Like it or not, the belief that one agent equaled the industry actually stems not from insecurity, but from an extreme case of egoism on Marcel’s part. Rather than considering himself one of the literal millions submitting manuscripts each year, or pondering the notion that he might need to learn a bit more about the industry before he can submit successfully, he prefers to conclude that his IDEAS are too out there for the cowardly market.
At least, he concludes that aloud: in his heart, he may actually believe that no one is interested in what he has to say. In this, he would be far from alone: there are plenty of Marcels out there who never send their books out even once.
Was that great collective “OH!” I just heard indicative of realizing that you know a writer like Marcel? Most of us do. The Marcels of the world are the ones who are all talk, and no query.
It takes real guts to pick yourself up after a rejection and send your work out again. It’s mighty tempting to give up, isn’t it? So give yourself an A+ if you pointed out by giving up so easily, Marcel never has to risk his ego’s being demolished by rejection again.
Extra credit with a cherry on top if you noticed that Marcel sought feedback only from his lover and friends, who could not possibly give him unbiased critique.

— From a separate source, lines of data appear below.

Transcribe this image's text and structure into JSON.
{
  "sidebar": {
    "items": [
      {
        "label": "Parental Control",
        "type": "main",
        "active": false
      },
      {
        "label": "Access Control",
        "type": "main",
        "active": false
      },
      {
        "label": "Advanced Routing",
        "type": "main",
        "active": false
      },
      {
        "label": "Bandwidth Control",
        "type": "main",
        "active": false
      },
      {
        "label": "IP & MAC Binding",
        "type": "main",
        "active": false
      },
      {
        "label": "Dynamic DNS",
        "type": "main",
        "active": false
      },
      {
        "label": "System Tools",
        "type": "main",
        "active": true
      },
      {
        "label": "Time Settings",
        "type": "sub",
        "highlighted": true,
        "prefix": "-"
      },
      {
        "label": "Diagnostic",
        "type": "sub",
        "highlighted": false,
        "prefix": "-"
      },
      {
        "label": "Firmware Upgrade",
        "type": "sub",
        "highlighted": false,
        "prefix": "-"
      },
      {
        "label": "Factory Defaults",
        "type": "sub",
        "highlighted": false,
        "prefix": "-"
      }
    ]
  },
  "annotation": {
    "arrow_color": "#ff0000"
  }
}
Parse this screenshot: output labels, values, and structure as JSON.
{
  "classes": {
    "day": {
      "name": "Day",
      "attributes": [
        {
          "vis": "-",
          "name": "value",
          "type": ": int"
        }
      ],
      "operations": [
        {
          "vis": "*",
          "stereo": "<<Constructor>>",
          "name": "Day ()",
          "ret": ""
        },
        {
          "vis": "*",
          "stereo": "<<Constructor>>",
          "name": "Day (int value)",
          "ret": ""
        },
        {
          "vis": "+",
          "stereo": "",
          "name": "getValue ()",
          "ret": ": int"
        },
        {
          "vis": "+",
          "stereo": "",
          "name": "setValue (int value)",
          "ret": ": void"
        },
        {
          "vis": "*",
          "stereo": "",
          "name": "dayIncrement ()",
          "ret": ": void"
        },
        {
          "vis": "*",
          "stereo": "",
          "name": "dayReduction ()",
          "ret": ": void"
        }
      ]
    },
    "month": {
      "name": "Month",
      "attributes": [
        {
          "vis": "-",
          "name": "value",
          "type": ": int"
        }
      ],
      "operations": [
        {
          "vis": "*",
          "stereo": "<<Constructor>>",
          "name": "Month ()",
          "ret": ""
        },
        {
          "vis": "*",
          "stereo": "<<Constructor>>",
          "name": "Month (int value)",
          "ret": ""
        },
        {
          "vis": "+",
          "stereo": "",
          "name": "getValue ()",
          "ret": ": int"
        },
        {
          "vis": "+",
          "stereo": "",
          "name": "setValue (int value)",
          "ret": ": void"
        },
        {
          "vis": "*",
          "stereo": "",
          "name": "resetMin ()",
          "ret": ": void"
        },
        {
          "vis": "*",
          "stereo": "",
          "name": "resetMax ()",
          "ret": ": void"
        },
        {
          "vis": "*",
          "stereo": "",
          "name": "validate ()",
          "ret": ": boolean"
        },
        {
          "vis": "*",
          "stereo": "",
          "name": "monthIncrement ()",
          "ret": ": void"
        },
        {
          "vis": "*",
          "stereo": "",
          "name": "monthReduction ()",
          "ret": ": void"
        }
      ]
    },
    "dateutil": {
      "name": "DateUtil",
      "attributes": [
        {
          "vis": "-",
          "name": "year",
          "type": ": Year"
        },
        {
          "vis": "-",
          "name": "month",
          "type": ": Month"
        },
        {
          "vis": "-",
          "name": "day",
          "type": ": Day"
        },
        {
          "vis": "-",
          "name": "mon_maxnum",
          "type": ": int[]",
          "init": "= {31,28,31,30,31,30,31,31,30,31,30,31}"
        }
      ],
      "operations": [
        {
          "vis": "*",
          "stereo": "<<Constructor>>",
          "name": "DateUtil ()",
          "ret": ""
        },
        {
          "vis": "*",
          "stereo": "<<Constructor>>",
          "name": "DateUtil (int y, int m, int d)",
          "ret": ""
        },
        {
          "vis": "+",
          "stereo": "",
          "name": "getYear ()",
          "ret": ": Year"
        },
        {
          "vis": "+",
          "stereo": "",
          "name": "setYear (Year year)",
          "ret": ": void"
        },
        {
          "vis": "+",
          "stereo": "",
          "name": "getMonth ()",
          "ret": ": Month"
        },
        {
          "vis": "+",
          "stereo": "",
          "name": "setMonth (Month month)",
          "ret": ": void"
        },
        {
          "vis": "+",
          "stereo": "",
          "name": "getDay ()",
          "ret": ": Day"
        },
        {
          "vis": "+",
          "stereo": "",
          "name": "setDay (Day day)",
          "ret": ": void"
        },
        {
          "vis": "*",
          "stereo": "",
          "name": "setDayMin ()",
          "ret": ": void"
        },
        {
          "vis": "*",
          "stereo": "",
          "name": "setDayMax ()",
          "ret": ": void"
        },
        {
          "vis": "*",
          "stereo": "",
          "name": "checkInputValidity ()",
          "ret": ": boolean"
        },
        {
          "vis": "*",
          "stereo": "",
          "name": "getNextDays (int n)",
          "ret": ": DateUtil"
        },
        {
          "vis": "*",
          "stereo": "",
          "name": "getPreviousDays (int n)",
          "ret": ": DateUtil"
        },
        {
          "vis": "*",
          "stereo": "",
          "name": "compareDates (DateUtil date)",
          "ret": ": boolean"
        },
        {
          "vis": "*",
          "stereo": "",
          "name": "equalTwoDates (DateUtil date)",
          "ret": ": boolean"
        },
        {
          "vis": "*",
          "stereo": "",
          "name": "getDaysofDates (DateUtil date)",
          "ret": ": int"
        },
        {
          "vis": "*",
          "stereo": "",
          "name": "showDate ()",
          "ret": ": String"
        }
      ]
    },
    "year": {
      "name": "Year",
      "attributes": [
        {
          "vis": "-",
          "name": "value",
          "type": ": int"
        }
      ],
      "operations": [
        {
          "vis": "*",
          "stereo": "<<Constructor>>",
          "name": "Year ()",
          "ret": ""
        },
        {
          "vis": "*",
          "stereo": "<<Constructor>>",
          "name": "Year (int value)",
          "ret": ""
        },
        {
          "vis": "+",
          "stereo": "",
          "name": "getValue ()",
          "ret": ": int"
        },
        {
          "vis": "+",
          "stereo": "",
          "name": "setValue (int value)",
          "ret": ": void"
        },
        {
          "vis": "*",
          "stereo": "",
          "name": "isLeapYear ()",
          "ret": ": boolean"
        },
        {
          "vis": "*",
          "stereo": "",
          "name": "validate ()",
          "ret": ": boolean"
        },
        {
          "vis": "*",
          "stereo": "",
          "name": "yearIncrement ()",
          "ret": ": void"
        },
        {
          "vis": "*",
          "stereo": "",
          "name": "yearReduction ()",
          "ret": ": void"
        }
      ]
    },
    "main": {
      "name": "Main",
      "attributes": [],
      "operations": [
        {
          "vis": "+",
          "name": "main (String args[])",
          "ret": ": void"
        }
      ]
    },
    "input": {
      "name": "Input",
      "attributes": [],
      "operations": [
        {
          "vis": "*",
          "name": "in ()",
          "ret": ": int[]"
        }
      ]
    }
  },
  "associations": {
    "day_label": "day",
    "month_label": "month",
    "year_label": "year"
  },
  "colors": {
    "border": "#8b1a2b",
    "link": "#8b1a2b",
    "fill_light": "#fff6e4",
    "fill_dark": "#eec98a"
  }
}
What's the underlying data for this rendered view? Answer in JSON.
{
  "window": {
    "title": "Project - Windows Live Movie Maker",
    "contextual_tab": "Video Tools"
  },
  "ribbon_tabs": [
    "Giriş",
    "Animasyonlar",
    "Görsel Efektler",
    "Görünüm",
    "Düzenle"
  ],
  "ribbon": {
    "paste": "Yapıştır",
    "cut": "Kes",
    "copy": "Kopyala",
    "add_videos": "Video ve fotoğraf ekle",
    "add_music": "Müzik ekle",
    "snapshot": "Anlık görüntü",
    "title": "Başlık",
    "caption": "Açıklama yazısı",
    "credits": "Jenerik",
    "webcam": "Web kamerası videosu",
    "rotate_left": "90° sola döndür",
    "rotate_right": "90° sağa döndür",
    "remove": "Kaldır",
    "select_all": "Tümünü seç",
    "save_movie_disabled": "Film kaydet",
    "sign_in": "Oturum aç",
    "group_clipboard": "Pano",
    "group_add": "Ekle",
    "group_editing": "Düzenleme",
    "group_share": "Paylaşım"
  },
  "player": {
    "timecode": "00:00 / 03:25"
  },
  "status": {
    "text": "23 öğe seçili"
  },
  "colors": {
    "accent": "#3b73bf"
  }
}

But you’re too clever to follow Marcel’s route in any of those three respects, aren’t you, readers? You know that a single rejection cannot logically mean that the book is unmarketable, that your writing is no good, or that you should give up writing altogether. Even a dozen rejections do not necessarily mean that: what an individual rejection means is that the agency in question didn’t like something about the submission.
Try to improve your submissions, by all means, but keep trying. Having to send out your work again and again is not – I repeat, is NOT – necessarily a reflection upon the quality of your writing, although it often is a reflection of how it is presented on the page. (Thus my continual yammering on the joys of standard format.)
Keep your chins up, campers. And keep up the good work.